━━━━━ Exercise materials

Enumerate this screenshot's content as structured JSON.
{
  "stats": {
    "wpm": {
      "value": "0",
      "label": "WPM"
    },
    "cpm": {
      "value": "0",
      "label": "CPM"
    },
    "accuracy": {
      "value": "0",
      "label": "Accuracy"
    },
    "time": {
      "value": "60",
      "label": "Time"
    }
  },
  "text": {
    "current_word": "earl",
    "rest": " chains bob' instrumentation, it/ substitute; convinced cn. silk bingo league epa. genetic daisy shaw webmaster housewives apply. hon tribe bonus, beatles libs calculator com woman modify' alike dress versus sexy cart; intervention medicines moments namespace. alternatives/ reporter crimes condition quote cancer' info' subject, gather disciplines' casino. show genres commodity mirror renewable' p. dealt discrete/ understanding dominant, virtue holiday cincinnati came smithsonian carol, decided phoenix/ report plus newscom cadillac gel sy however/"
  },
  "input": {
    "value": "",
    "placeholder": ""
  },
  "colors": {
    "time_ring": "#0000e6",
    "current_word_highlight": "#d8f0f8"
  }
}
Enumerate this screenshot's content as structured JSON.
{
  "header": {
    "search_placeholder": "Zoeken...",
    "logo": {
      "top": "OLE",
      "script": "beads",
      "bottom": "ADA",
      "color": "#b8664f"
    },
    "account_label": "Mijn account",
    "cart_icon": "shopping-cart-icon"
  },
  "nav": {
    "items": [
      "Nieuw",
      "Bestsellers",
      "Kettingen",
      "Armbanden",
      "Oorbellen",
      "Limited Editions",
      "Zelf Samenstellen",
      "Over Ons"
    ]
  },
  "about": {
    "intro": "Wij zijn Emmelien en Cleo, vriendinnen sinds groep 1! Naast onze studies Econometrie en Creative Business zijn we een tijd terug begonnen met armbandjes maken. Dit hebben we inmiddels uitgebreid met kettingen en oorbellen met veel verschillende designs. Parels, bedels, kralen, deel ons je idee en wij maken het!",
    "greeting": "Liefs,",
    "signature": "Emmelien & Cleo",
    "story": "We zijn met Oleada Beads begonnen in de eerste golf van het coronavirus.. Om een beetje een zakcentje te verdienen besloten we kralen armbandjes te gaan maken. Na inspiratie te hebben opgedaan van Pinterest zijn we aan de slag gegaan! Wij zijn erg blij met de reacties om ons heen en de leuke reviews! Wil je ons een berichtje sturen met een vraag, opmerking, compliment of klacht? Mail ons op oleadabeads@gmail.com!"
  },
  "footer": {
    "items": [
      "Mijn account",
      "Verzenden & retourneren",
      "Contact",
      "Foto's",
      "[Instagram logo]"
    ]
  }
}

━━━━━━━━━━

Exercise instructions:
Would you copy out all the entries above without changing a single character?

Output for this task:
Enumerate this screenshot's content as structured JSON.
{
  "stats": {
    "wpm": {
      "value": "0",
      "label": "WPM"
    },
    "cpm": {
      "value": "0",
      "label": "CPM"
    },
    "accuracy": {
      "value": "0",
      "label": "Accuracy"
    },
    "time": {
      "value": "60",
      "label": "Time"
    }
  },
  "text": {
    "current_word": "earl",
    "rest": " chains bob' instrumentation, it/ substitute; convinced cn. silk bingo league epa. genetic daisy shaw webmaster housewives apply. hon tribe bonus, beatles libs calculator com woman modify' alike dress versus sexy cart; intervention medicines moments namespace. alternatives/ reporter crimes condition quote cancer' info' subject, gather disciplines' casino. show genres commodity mirror renewable' p. dealt discrete/ understanding dominant, virtue holiday cincinnati came smithsonian carol, decided phoenix/ report plus newscom cadillac gel sy however/"
  },
  "input": {
    "value": "",
    "placeholder": ""
  },
  "colors": {
    "time_ring": "#0000e6",
    "current_word_highlight": "#d8f0f8"
  }
}
Enumerate this screenshot's content as structured JSON.
{
  "header": {
    "search_placeholder": "Zoeken...",
    "logo": {
      "top": "OLE",
      "script": "beads",
      "bottom": "ADA",
      "color": "#b8664f"
    },
    "account_label": "Mijn account",
    "cart_icon": "shopping-cart-icon"
  },
  "nav": {
    "items": [
      "Nieuw",
      "Bestsellers",
      "Kettingen",
      "Armbanden",
      "Oorbellen",
      "Limited Editions",
      "Zelf Samenstellen",
      "Over Ons"
    ]
  },
  "about": {
    "intro": "Wij zijn Emmelien en Cleo, vriendinnen sinds groep 1! Naast onze studies Econometrie en Creative Business zijn we een tijd terug begonnen met armbandjes maken. Dit hebben we inmiddels uitgebreid met kettingen en oorbellen met veel verschillende designs. Parels, bedels, kralen, deel ons je idee en wij maken het!",
    "greeting": "Liefs,",
    "signature": "Emmelien & Cleo",
    "story": "We zijn met Oleada Beads begonnen in de eerste golf van het coronavirus.. Om een beetje een zakcentje te verdienen besloten we kralen armbandjes te gaan maken. Na inspiratie te hebben opgedaan van Pinterest zijn we aan de slag gegaan! Wij zijn erg blij met de reacties om ons heen en de leuke reviews! Wil je ons een berichtje sturen met een vraag, opmerking, compliment of klacht? Mail ons op oleadabeads@gmail.com!"
  },
  "footer": {
    "items": [
      "Mijn account",
      "Verzenden & retourneren",
      "Contact",
      "Foto's",
      "[Instagram logo]"
    ]
  }
}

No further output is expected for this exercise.